My Account: Log In | Join | Renew
Search
Author
Title
Vol.
Issue
Year
1st Page

Abstract

 

This article in AJ

  1. Vol. 91 No. 4, p. 702-707
     
    Received: June 30, 1998
    Published: July, 1999


    * Corresponding author(s): adhalvor@lamar.colostate.edu
 View
 Download
 Alerts
 Permissions
 Share

doi:10.2134/agronj1999.914702x

Dryland Winter Wheat Response to Tillage and Nitrogen within an Annual Cropping System

  1. Ardell D. Halvorson *a,
  2. Alfred L. Blackb,
  3. Joseph M. Krupinskyb and
  4. Stephen D. Merrillb
  1. a USDA-ARS, Soil-Plant-Nutrient Res., P.O. Box E, Fort Collins, CO 80522 USA
    b USDA-ARS, Northern Great Plains Res. Lab., P.O. Box 459, Mandan, ND 58554 USA

Abstract

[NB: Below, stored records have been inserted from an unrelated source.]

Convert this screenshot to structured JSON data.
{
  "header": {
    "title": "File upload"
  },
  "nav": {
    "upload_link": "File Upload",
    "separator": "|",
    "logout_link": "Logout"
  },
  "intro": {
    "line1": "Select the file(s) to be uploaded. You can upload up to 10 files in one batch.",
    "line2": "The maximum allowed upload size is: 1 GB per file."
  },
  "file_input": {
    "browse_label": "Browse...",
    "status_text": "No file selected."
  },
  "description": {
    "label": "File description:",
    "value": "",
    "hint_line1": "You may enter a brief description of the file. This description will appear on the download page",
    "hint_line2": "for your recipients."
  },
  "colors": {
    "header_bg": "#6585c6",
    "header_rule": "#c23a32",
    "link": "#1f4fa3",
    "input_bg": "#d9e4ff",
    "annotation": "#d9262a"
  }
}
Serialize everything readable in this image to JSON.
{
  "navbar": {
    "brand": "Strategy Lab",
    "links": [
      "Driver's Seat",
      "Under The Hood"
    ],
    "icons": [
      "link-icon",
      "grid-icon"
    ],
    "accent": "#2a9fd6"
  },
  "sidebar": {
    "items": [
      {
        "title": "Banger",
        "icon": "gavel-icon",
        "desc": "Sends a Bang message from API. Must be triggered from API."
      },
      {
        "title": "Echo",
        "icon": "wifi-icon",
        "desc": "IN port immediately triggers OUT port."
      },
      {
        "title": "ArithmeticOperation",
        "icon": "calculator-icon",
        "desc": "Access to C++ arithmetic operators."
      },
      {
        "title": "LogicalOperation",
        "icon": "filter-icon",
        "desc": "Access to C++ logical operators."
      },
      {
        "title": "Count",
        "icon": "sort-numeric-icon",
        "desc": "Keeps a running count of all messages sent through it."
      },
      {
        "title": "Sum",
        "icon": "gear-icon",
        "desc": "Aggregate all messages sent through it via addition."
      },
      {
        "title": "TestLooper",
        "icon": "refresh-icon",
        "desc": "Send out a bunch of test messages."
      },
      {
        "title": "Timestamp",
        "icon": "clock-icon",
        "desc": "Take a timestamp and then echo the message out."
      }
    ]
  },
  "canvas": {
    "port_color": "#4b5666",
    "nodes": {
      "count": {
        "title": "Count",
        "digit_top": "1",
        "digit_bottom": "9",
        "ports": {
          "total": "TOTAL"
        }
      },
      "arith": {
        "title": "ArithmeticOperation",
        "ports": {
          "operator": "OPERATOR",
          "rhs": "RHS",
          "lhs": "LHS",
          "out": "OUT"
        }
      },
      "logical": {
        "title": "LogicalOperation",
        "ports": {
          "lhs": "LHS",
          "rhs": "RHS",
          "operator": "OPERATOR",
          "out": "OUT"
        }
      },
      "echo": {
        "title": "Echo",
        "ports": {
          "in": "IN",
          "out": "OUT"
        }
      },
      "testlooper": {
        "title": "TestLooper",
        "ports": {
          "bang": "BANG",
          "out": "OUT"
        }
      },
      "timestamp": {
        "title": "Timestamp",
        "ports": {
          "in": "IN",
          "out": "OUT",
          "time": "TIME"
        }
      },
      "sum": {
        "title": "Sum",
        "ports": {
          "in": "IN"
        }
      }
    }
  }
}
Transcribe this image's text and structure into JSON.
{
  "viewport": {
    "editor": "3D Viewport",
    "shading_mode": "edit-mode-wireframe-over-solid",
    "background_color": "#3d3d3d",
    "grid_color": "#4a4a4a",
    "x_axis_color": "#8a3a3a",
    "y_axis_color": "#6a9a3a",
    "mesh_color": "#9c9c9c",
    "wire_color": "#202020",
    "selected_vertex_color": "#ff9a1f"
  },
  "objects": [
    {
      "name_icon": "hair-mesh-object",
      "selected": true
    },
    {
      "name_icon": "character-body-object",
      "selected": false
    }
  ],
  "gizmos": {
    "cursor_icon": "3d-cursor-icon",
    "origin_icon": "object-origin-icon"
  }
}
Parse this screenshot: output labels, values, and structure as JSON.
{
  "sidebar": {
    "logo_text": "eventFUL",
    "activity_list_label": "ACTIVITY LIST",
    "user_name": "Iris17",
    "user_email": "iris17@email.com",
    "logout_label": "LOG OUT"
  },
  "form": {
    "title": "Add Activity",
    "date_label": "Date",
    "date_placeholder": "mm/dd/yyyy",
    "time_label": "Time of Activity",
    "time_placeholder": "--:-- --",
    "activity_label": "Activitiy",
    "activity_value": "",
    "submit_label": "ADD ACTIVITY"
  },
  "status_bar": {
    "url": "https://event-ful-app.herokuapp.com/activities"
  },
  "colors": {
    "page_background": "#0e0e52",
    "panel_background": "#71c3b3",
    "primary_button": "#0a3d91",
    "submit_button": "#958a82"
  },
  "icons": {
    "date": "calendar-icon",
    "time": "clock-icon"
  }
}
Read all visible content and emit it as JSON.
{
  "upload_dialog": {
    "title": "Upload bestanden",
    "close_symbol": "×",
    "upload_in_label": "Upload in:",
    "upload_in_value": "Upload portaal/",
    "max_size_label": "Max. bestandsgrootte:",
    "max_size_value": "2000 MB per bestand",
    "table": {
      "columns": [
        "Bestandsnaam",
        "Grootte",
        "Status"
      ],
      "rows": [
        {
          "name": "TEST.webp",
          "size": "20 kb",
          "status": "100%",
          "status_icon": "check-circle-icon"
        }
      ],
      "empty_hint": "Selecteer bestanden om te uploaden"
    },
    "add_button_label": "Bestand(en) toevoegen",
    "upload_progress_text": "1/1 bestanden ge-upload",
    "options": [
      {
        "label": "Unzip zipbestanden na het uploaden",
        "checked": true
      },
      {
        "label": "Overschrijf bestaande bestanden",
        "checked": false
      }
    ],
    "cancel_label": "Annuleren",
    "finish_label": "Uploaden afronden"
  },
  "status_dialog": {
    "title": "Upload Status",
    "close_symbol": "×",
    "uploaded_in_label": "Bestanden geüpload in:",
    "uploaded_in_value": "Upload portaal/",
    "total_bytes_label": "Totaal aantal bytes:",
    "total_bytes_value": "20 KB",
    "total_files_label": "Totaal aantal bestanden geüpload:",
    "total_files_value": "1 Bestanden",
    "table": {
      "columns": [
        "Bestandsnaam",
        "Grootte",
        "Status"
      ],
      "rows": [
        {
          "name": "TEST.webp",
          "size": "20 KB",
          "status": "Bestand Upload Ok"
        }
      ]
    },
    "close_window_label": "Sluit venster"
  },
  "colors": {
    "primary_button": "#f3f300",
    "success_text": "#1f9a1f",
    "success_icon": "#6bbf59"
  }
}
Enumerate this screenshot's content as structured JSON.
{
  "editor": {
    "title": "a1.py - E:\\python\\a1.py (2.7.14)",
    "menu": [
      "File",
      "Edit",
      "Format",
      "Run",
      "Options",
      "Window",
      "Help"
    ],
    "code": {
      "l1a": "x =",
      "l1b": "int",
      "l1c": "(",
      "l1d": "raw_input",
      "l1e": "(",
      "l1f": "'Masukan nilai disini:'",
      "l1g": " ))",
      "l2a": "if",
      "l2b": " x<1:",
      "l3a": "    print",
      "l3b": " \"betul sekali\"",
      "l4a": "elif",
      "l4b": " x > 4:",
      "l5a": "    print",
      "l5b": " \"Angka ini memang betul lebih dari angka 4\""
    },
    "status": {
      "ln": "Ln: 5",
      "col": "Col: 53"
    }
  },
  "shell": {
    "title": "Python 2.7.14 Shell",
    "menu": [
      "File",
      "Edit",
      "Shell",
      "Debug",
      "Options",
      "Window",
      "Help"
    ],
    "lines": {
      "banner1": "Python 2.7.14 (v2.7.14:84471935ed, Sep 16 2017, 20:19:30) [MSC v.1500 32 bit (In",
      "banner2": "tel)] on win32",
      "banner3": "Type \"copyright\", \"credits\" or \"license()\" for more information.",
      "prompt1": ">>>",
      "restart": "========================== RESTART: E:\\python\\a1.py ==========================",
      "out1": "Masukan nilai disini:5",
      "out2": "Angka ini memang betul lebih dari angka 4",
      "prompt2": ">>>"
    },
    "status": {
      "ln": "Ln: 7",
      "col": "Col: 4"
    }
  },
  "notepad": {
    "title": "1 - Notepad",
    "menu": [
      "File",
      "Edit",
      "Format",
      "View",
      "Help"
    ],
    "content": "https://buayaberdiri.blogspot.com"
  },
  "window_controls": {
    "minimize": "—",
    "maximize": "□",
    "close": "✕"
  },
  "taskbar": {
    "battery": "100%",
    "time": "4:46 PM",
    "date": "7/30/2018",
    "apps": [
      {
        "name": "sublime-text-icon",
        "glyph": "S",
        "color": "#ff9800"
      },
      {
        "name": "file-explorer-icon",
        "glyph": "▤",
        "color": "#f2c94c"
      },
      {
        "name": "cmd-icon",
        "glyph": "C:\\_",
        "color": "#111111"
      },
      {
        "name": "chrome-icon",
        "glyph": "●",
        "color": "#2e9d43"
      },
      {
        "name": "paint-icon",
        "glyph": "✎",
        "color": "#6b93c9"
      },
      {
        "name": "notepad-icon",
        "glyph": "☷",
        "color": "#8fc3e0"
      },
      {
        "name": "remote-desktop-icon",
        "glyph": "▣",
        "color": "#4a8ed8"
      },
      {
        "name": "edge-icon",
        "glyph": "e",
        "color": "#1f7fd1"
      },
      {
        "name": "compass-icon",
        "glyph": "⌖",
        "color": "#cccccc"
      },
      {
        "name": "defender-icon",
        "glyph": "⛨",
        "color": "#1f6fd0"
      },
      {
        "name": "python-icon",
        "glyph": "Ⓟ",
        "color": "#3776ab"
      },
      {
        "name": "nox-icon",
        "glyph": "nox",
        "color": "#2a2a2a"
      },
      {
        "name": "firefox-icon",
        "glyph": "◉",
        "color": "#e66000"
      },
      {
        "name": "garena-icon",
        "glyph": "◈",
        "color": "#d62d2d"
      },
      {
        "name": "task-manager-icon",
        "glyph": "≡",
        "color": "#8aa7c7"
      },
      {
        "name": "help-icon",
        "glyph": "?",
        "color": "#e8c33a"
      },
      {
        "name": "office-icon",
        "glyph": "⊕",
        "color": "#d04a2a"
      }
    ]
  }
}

Winter wheat (Triticum aestivum L.) can add diversity to dryland crop rotations in the northern Great Plains, but it is susceptible to winterkill in low surface residue environments. A 12-year study was conducted to determine the response of two winter wheat cultivars, Roughrider and Norstar, to tillage system (conventional-till, CT; minimum-till, MT: and no-till, NT) and N fertilizer rate (34, 67, and 101 kg N ha−1) in a dryland spring wheat–winter wheat–sunflower (Helianthus annuus L.) rotation. Grain yields were greater with MT (1968 kg ha−1) and NT (2022 kg ha−1) than with CT (1801 kg ha−1), but tillage system effects on grain yield varied among years. Increasing N rate from 34 kg N ha−1 to 67 kg N ha−1 increased grain production from 1844 to 1953 kg ha−1, but yield response to N rate varied among years. The greatest overall grain yield (2111 kg ha−1) was obtained with NT and application of 101 kg N ha−1 Grain yields were lowest during years when plant-available water (PAW) was <300 mm. In years with >400 mm PAW, leaf spot disease incidence was greatest, particularly at the lowest N rate with NT. Application of adequate N reduced the disease incidence in all tillage treatments. Cultivar differences were significant 3 out of 12 years, but not consistent. Winterkill was a factor for both cultivars in only 1 year in the CT and MT plots. Winter wheat performed well as a rotational crop in this cropping system when using MT and NT systems and adequate N fertility. Our long-term results indicate that producers in the northern Great Plains can use winter wheat successfully in annual cropping systems that do not include a fallow period, particularly if NT is used with adequate N fertilization.

  Please view the pdf by using the Full Text (PDF) link under 'View' to the left.

Copyright © 1999. American Society of AgronomySoil Science Society of America